In the early 1970s, for example, a grass-roots workers organization called the Public Employees Organizing Committee strove to unionize Birmingham’s predominantly Black hospital and nursing home employees. The work of the committee, notes the historian Robert W. Widell, Jr. in “Birmingham and the Long Black Freedom Struggle,” “emphasized cross-racial solidarity” and “placed struggles over the workplace at the center of an expansive freedom agenda.”
Whatever its outcome, the Amazon unionization drive in Bessemer is part of this history, and its organizers are working in the tradition of what the historian Robert Korstad called the “civil rights unionism” of Black workers combining “class consciousness with race solidarity.” If it is these workers who, among so many others, stand a real chance of unionizing Amazon, then you could say that they owe it, in part, to their heritage.
As for all of us outside Alabama? We should remember that the political character of the South is more than its shading on an Electoral College map; that the entire region is home to a rich history of resistance against the twin forces of race hierarchy and class exploitation; and that a more just and equitable future may well depend on how much we take those histories to heart and build on them from there.
I swear I’m not just linking to this because Widell is about to become my department chair and thus have to deal with all the hate mail I engender from fascists.
In any case, I don’t know why Jamelle is doing all this work.

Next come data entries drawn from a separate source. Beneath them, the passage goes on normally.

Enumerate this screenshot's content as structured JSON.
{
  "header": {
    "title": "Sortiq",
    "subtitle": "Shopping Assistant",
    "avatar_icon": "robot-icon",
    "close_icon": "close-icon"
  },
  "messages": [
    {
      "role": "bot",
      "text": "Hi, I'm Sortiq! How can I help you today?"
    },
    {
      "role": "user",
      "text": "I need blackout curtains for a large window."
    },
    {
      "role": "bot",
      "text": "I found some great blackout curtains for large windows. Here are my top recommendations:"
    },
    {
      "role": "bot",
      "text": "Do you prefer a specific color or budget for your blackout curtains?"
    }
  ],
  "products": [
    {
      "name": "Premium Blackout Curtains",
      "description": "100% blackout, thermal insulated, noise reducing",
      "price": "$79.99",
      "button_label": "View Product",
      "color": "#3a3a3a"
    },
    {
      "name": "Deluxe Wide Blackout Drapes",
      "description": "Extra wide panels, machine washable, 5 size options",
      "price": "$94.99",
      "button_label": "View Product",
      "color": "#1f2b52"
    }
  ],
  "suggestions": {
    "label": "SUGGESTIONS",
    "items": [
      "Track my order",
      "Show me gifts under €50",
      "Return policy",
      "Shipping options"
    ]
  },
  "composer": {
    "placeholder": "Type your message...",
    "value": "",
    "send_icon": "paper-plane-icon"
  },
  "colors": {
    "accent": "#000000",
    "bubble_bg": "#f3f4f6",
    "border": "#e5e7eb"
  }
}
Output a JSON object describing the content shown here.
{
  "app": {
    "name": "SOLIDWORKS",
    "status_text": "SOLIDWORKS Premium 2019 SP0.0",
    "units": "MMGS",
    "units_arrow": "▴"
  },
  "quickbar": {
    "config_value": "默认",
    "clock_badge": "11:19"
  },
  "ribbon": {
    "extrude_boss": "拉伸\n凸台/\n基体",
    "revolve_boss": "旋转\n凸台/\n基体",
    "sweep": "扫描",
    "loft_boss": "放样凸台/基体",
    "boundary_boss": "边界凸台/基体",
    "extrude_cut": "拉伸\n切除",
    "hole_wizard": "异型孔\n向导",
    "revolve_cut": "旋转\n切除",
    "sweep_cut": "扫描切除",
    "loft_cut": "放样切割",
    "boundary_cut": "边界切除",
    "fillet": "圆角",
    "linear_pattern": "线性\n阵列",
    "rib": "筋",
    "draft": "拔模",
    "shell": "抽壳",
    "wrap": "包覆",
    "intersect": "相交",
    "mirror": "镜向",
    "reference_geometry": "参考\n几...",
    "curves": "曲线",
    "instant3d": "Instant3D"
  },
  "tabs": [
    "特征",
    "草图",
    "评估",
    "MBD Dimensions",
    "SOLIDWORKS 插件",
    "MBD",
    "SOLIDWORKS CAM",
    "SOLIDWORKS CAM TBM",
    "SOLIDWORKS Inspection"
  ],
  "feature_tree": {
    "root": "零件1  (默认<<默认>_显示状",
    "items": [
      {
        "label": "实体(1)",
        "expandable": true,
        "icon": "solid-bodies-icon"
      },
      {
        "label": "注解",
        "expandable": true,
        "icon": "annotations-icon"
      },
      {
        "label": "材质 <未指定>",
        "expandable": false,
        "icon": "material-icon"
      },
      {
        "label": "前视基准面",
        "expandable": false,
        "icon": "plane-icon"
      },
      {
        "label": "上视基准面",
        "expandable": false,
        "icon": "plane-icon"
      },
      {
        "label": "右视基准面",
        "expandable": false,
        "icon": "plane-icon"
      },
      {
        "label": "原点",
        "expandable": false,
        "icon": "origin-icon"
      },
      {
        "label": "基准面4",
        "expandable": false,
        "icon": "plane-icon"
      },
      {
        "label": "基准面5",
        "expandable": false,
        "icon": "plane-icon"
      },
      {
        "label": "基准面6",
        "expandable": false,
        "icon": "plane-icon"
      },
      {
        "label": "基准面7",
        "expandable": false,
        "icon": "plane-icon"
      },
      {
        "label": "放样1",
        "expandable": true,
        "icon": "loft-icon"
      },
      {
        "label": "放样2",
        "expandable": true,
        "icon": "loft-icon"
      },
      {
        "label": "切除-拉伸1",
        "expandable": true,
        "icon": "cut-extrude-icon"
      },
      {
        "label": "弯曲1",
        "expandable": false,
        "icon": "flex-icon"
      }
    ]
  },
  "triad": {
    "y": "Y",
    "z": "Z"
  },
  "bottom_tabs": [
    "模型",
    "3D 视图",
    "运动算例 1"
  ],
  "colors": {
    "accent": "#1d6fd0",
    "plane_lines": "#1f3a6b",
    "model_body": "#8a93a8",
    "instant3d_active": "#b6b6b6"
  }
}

I thought the key to a long tenure at the Times is to make up conversations with cab drivers who happen to share your views on globalization, go to Denver on Times money to get baked out of your mind, or become a mark for a Southeast Asian grifter taking your advantage of your desire to be a white savior for sex slaves and then never even acknowledge the point.